DisastersTents provide disaster victims with shelter – and a measure of privacy
A charity called ShelterBox gives out tents and other essential equipment to victims of war and natural disasters around the world; the lightweight tents the charity provides can withstand winds of up to sixty-two miles per hour; the charity also provides thermal blankets, stoves, pans, utensils, tool-kits, and even crayons for children
ShadowBox tents provide shelter and privacy with quick response // Source: shsu.edu
Sallie Buck knew of the devastation that hit Chile in 2010 after an earthquake and a tsunami left the country in shambles, but when she saw it firsthand, it was a whole new experience.
“I’d never witnessed anything like it in my life,” Buck told theTelegraph. “There was an area that looked like a big beach but, actually, there used to be houses there. A lady told me that, early in the morning, a big wave had come and engulfed her house. So, I asked: ‘Where is your house now?’ And about 100 meters down the beach was this pile of plywood. That was her house.

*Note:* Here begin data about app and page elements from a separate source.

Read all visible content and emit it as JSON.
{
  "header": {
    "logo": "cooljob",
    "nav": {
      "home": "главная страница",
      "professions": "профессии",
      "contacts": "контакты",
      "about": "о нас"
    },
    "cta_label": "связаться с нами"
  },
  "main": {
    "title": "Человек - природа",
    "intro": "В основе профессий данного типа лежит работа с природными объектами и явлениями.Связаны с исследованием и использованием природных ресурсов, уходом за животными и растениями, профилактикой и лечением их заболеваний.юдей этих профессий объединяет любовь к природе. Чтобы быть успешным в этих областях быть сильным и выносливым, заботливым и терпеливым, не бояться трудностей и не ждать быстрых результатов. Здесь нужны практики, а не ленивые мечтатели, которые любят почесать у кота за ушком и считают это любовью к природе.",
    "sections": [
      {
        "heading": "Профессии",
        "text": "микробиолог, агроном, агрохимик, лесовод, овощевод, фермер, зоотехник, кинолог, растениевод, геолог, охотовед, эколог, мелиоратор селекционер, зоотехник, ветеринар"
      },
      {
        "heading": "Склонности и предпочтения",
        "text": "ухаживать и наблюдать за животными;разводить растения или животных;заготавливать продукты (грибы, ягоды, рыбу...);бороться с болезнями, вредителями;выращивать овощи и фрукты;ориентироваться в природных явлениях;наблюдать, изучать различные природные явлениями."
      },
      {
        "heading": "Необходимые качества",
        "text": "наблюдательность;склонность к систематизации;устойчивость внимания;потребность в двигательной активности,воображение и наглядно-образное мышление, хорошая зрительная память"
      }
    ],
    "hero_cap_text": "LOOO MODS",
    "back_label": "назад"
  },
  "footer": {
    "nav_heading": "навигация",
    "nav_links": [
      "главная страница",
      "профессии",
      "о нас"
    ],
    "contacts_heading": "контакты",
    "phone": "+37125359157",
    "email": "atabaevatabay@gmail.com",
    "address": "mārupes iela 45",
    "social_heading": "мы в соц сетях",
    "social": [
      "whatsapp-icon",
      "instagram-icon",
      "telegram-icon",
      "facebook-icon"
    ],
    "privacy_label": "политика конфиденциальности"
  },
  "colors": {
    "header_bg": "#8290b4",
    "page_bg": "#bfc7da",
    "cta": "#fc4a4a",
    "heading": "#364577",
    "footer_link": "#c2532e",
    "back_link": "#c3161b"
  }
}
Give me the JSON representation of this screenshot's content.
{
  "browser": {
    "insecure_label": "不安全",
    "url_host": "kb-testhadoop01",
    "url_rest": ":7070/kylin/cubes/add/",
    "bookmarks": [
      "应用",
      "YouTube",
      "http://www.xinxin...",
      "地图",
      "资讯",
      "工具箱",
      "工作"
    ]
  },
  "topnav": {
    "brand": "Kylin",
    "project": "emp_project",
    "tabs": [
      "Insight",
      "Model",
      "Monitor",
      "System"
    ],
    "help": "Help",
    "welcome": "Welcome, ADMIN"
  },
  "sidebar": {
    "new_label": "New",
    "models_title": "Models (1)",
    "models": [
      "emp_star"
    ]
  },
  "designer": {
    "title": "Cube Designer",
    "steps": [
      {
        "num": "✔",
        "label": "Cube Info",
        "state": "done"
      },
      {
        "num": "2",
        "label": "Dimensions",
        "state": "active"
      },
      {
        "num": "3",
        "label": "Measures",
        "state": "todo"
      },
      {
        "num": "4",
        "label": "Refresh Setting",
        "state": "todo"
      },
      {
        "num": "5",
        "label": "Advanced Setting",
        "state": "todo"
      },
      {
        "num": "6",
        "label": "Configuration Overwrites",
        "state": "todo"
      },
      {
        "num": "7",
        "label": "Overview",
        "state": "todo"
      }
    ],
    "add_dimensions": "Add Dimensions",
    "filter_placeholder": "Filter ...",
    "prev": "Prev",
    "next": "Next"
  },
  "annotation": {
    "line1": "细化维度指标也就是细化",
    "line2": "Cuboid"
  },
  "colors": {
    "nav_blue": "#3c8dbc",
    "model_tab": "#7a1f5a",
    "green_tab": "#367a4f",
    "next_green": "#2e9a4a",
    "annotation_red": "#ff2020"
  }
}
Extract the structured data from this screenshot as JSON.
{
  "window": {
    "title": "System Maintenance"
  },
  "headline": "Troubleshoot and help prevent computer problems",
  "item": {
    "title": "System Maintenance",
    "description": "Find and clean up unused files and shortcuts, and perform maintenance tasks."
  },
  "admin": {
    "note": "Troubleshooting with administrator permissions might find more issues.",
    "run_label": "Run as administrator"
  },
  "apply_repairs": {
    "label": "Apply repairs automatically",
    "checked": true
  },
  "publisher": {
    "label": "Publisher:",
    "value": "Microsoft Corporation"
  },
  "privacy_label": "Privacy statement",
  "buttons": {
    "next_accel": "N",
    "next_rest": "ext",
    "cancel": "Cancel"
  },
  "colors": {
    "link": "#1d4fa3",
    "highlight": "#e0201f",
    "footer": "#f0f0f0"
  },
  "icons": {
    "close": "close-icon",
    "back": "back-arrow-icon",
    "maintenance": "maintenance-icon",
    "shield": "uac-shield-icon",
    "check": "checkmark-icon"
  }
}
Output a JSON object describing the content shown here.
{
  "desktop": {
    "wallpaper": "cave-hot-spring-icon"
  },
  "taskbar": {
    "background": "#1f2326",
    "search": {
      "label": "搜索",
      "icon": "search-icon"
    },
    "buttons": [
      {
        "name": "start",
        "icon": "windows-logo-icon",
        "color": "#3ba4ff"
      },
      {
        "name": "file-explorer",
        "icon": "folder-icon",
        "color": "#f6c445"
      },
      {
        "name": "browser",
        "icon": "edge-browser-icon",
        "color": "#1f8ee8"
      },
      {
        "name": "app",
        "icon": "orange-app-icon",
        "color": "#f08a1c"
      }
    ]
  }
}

“All that remained were two rows of flowers that used to lead up to her front door.”
At the time Buck, a nurse practitioner, was doing light work for a charity called ShelterBox, an organization that gives out tents and other essential equipment to victims of war and natural disasters.
ShelterBox is still a largely unknown charity. The lightweight tents the charity provides can withstand winds of up to sixty-two miles per hour. The charity also provides thermal blankets, stoves, pans, utensils, tool-kits, and even crayons for children.
When Buck realized she was needed in Chile, it did not take her long to get ready for the task.
“There was no time to dwell on the terrible things we were seeing,” Buck told the Telegraph. “Afterwards, of course, you think, ‘My God that was awful’, but at the time you just get on with it and do as much as you can.”
In the following weeks, Buck and other members of ShelterBox delivered equipment in 400 of the charity’s trademark green boxes to remote communities in Chile. Each box weighed 120 pounds making it difficult at times to get the boxes to those who needed it most.
“A Chilean charity and local Rotarians provided us with drivers and translators, and we used whatever we could to deliver the boxes – lorries, sprinter vans, flatbed trucks,” Buck told the Telegraph. “Every time the road wasn’t passable, we found another way around.”
For some people the sight of ShelterBox members coming to help was as shocking as the sight of their homes being gone after the earthquake and tsunami caused.
“I remember one elderly couple whose house had been flattened; the only thing left standing was their kitchen,” Buck said. “They must have been in their eighties and had been sleeping out in the open.